White-Nose Syndrome Discovered along Mammoth Cave Tour Routes
Following the discovery of white-nose syndrome in Kentucky’s Mammoth Cave National Park early last year, park staff have now found the devastating disease present along Mammoth Cave’s tour routes.
Since first being detected in New York State in 2006, white-nose syndrome has killed millions of cave-dwelling bats in eastern North America. As the disease progresses, bats become active during months when they would normally be in hibernation. Mortality rates of bats have reached almost 100 percent in multi-year infected caves.
We have observed some increase in bat activity, which may be due to the illness. We have also found several dead bats in the last few weeks. Sarah Craighead, Mammoth Cave National Park Superintendent
Tours and research are continuing at Mammoth Cave National Park, accompanied by extensive education and outreach on WNS, and adherence to approved cleaning methods recommended by U.S. Fish and Wildlife Service. Although, white-nose syndrome is known to be transmitted primarily from bat to bat, it is suspected that spores of Pseudogymnoascus destructans, the fungus that causes white-nose syndrome, may be inadvertently carried between caves by humans on clothing, footwear, and caving gear. To combat the threat, visitors must walk through bio-security mats as they exit cave tours.

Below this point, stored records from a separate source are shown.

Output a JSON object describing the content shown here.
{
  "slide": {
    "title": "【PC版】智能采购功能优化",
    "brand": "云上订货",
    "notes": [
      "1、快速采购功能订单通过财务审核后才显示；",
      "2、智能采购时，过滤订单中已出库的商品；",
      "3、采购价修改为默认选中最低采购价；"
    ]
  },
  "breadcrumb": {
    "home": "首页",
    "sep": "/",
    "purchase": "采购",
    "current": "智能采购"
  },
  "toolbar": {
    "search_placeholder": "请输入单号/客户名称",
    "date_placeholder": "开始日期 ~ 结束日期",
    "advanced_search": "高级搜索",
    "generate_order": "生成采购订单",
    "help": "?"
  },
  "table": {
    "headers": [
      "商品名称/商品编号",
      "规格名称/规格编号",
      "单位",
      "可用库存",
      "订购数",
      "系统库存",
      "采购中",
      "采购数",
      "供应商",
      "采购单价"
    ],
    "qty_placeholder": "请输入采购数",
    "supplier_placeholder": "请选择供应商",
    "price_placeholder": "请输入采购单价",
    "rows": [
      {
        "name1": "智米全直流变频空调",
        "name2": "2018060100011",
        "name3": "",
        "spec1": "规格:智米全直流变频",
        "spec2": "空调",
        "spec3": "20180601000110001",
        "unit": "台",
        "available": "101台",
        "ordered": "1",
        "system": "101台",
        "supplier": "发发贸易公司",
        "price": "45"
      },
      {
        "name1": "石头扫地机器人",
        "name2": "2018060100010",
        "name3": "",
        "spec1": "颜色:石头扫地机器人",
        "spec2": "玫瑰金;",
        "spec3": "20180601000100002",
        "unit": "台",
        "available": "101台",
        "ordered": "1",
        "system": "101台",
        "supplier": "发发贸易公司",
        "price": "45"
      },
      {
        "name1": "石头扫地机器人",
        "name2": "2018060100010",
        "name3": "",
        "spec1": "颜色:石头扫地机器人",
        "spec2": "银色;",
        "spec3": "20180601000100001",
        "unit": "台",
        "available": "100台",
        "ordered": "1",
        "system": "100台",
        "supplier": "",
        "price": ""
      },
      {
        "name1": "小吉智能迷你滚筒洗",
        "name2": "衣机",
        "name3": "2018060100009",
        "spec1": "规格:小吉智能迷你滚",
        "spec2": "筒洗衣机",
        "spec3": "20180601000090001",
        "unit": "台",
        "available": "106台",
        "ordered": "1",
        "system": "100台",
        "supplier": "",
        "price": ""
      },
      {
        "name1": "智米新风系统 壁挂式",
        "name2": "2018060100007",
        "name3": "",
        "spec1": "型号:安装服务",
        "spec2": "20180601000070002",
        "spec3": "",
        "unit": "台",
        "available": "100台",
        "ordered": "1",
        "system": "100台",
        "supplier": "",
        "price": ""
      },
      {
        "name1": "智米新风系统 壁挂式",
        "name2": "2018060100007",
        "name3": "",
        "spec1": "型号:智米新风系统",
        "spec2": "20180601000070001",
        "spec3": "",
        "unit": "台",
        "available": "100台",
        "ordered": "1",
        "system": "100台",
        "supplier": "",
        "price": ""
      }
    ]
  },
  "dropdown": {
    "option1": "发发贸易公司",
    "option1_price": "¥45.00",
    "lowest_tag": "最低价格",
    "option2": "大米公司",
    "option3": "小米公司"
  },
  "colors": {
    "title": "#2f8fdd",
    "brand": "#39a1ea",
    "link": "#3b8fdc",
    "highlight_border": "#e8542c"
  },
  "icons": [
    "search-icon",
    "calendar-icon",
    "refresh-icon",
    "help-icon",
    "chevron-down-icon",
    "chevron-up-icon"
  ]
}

It is important to remember that White-Nose Syndrome affects bats, not humans. As with all our wildlife, we caution visitors not to approach animals, including bats. If contact should occur, please notify a ranger. Sarah Craighead, Mammoth Cave National Park Superintendent
White-nose syndrome found in tour routes of Mammoth Cave [Mammoth Cave National Park]